Haram, which means "forbidden by Islamic law," fuses left-of-center mannerisms with hardcore jazz soloing and vocals; then, it's all layered atop a bed of percussive, Middle Eastern musical ideals. This music may indeed lack acceptance in Islamic circles, but there's nothing terribly sacrilegious on the surface. Grdina continues his long term task of promoting cross-pollination between musical cultures in his own work and he does a splendid job with his the arrangements, choice of personnel and oud playing.
The possibilities seem almost endless with a mixture of oud, trumpet, tenor saxophone, clarinet, violin and rhythm at hand. Multi-horn melodies leap forth with a semi-joyous/semi-sorrowful sound and the mixture of electric bass and drum set with the darbuka and tambourine-like riq creates a sense of rhythmic drama down below. The music balances ensemble interplay with individual space and gives everybody a chance to shine at one time or another. Frenzied front line overlapping ("En Shakawt Al Hawa") and two-man tangles ("Tilli Edhakilo") prove exhilarating, but hearing each musician in their own space is what really helps to establish their identities. The lengthy "Alf Leila Wa Leila," which continually shifts from solo spotlights to group play, provides plenty of glimpses into the inner workings of the individuals that make up this group.
Avant Arabic modernism is at the heart of this music, but Klezmer-ish undertones surface on occasion. Grdina may or may not have intended for this to happen, but the historical and geographical connections between the Arab and Hebraic cultures, complex and painful as they may be, can't be easily avoided or negated in music. Francois Houle's clarinet speaks to the Klezmer soul and Emad Armoush's vocals, while wholly connected to the Arabic world, have a slight cantorial ring to them.

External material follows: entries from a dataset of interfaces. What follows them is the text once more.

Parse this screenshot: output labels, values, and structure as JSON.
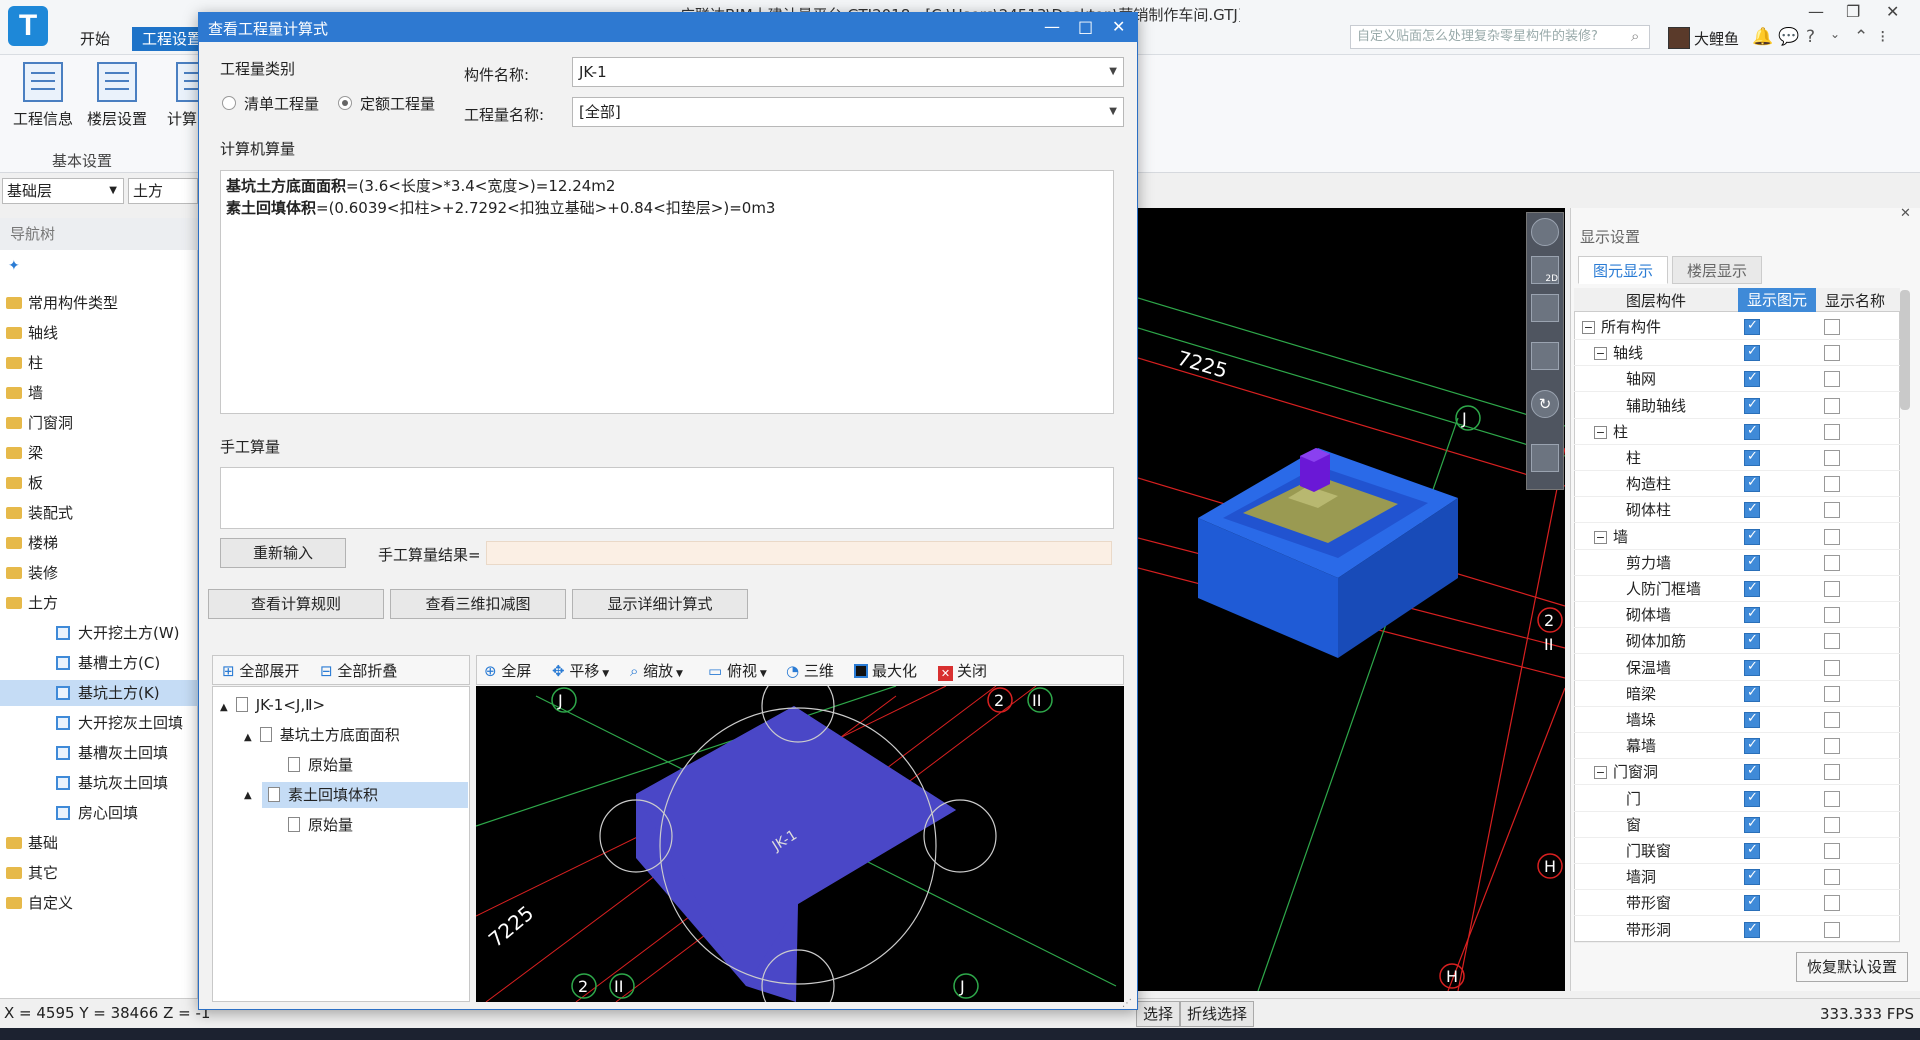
{
  "app": {
    "window_title": "广联达BIM土建计量平台 GTJ2018 - [C:\\Users\\24513\\Desktop\\营销制作车间.GTJ]",
    "menu_start": "开始",
    "menu_settings": "工程设置",
    "search_placeholder": "自定义贴面怎么处理复杂零星构件的装修?",
    "user_name": "大鲤鱼"
  },
  "ribbon": {
    "project_info": "工程信息",
    "floor_settings": "楼层设置",
    "calc": "计算",
    "group_label": "基本设置"
  },
  "left": {
    "floor_select": "基础层",
    "type_select": "土方",
    "nav_title": "导航树",
    "nav_items": [
      {
        "label": "常用构件类型"
      },
      {
        "label": "轴线"
      },
      {
        "label": "柱"
      },
      {
        "label": "墙"
      },
      {
        "label": "门窗洞"
      },
      {
        "label": "梁"
      },
      {
        "label": "板"
      },
      {
        "label": "装配式"
      },
      {
        "label": "楼梯"
      },
      {
        "label": "装修"
      },
      {
        "label": "土方"
      },
      {
        "label": "大开挖土方(W)"
      },
      {
        "label": "基槽土方(C)"
      },
      {
        "label": "基坑土方(K)"
      },
      {
        "label": "大开挖灰土回填"
      },
      {
        "label": "基槽灰土回填"
      },
      {
        "label": "基坑灰土回填"
      },
      {
        "label": "房心回填"
      },
      {
        "label": "基础"
      },
      {
        "label": "其它"
      },
      {
        "label": "自定义"
      }
    ]
  },
  "dialog": {
    "title": "查看工程量计算式",
    "qty_category": "工程量类别",
    "radio_list": "清单工程量",
    "radio_quota": "定额工程量",
    "component_name_label": "构件名称:",
    "component_name_value": "JK-1",
    "qty_name_label": "工程量名称:",
    "qty_name_value": "[全部]",
    "computer_calc": "计算机算量",
    "formula_1_name": "基坑土方底面面积",
    "formula_1_expr": "=(3.6<长度>*3.4<宽度>)=12.24m2",
    "formula_2_name": "素土回填体积",
    "formula_2_expr": "=(0.6039<扣柱>+2.7292<扣独立基础>+0.84<扣垫层>)=0m3",
    "manual_calc": "手工算量",
    "reinput": "重新输入",
    "manual_result_label": "手工算量结果=",
    "view_rules": "查看计算规则",
    "view_3d_deduct": "查看三维扣减图",
    "show_detail": "显示详细计算式",
    "expand_all": "全部展开",
    "collapse_all": "全部折叠",
    "plan_toolbar": {
      "fullscreen": "全屏",
      "pan": "平移",
      "zoom": "缩放",
      "top_view": "俯视",
      "three_d": "三维",
      "maximize": "最大化",
      "close": "关闭"
    },
    "tree": [
      {
        "label": "JK-1<J,Ⅱ>"
      },
      {
        "label": "基坑土方底面面积"
      },
      {
        "label": "原始量"
      },
      {
        "label": "素土回填体积"
      },
      {
        "label": "原始量"
      }
    ],
    "plan_view": {
      "component_label": "JK-1",
      "dim": "7225",
      "axis_j": "J",
      "axis_2": "2",
      "axis_ii": "II"
    }
  },
  "viewport3d": {
    "dim": "7225",
    "axis_j": "J",
    "axis_2": "2",
    "axis_ii": "II",
    "axis_h": "H",
    "view_badge": "2D"
  },
  "display_settings": {
    "title": "显示设置",
    "tab_elements": "图元显示",
    "tab_floors": "楼层显示",
    "col_component": "图层构件",
    "col_show_element": "显示图元",
    "col_show_name": "显示名称",
    "rows": [
      {
        "label": "所有构件",
        "toggle": "−"
      },
      {
        "label": "轴线",
        "toggle": "−"
      },
      {
        "label": "轴网",
        "toggle": ""
      },
      {
        "label": "辅助轴线",
        "toggle": ""
      },
      {
        "label": "柱",
        "toggle": "−"
      },
      {
        "label": "柱",
        "toggle": ""
      },
      {
        "label": "构造柱",
        "toggle": ""
      },
      {
        "label": "砌体柱",
        "toggle": ""
      },
      {
        "label": "墙",
        "toggle": "−"
      },
      {
        "label": "剪力墙",
        "toggle": ""
      },
      {
        "label": "人防门框墙",
        "toggle": ""
      },
      {
        "label": "砌体墙",
        "toggle": ""
      },
      {
        "label": "砌体加筋",
        "toggle": ""
      },
      {
        "label": "保温墙",
        "toggle": ""
      },
      {
        "label": "暗梁",
        "toggle": ""
      },
      {
        "label": "墙垛",
        "toggle": ""
      },
      {
        "label": "幕墙",
        "toggle": ""
      },
      {
        "label": "门窗洞",
        "toggle": "−"
      },
      {
        "label": "门",
        "toggle": ""
      },
      {
        "label": "窗",
        "toggle": ""
      },
      {
        "label": "门联窗",
        "toggle": ""
      },
      {
        "label": "墙洞",
        "toggle": ""
      },
      {
        "label": "带形窗",
        "toggle": ""
      },
      {
        "label": "带形洞",
        "toggle": ""
      }
    ],
    "restore": "恢复默认设置"
  },
  "status": {
    "coords": "X = 4595 Y = 38466 Z = -1",
    "btn_select": "选择",
    "btn_polyline": "折线选择",
    "fps": "333.333 FPS"
  },
  "colors": {
    "dialog_title": "#2e79d1",
    "pit_blue": "#1f5bd6",
    "plan_fill": "#4a47c7",
    "column_purple": "#6a18d6",
    "footing_olive": "#9a9a52"
  }
}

Haram works in the margin that exists between boundary-pushing jazz and popular traditions in Arabian music and they do it well. Hopefully, Grdina will keep this outfit together to further explore this territory.
Track Listing: Raqs Al Jamal (Dance Of Beauty); Tilli Edhakilo (Go Out And Laugh Wih Him); Sharpening; En Shakawt Al Hawa (If You Complain About Love); Alf Leila Wa Leila (A Thousand And One Nights); Sama'i Farafhaza; Ana Wa Habibi (Me And My Love); Laktob Aourak Al Chagar (I Will Write To You On The Leaves Of Trees); Che Mali Wali (Because I Am Abandoned); Longa Farahfaza.
Personnel: Gordon Grdina: oud; Chris Kelly: tenor saxophone; JP Carter: trumpet; Francous Houle: clarinet; Jess Zubot: violin, electronics; Tommy Babin: electric bass; Kenton Loewen: drums; Emad Armoush: vocals, nev; Tim Gerwing: darbuka; Liam MacDonald: riq.
I grew up listening to mainstream '70s rock then ended up on the staff at the college paper at San Diego State, and volunteered to review heavy metal LPs. My second semester, the music editor dropped a Fenton Robinson LP on my desk, Night Flight. You like metal; they play guitar--he plays guitar, the editor told me
I grew up listening to mainstream '70s rock then ended up on the staff at the college paper at San Diego State, and volunteered to review heavy metal LPs. My second semester, the music editor dropped a Fenton Robinson LP on my desk, Night Flight. You like metal; they play guitar--he plays guitar, the editor told me. If we don't run a review, Alligator Records is going to stop servicing us.
Night Flight opened up a whole new world for me--the blues led me, inevitably, to Basie, who led to Duke, who led to Mingus, who led to Miles, who led to ...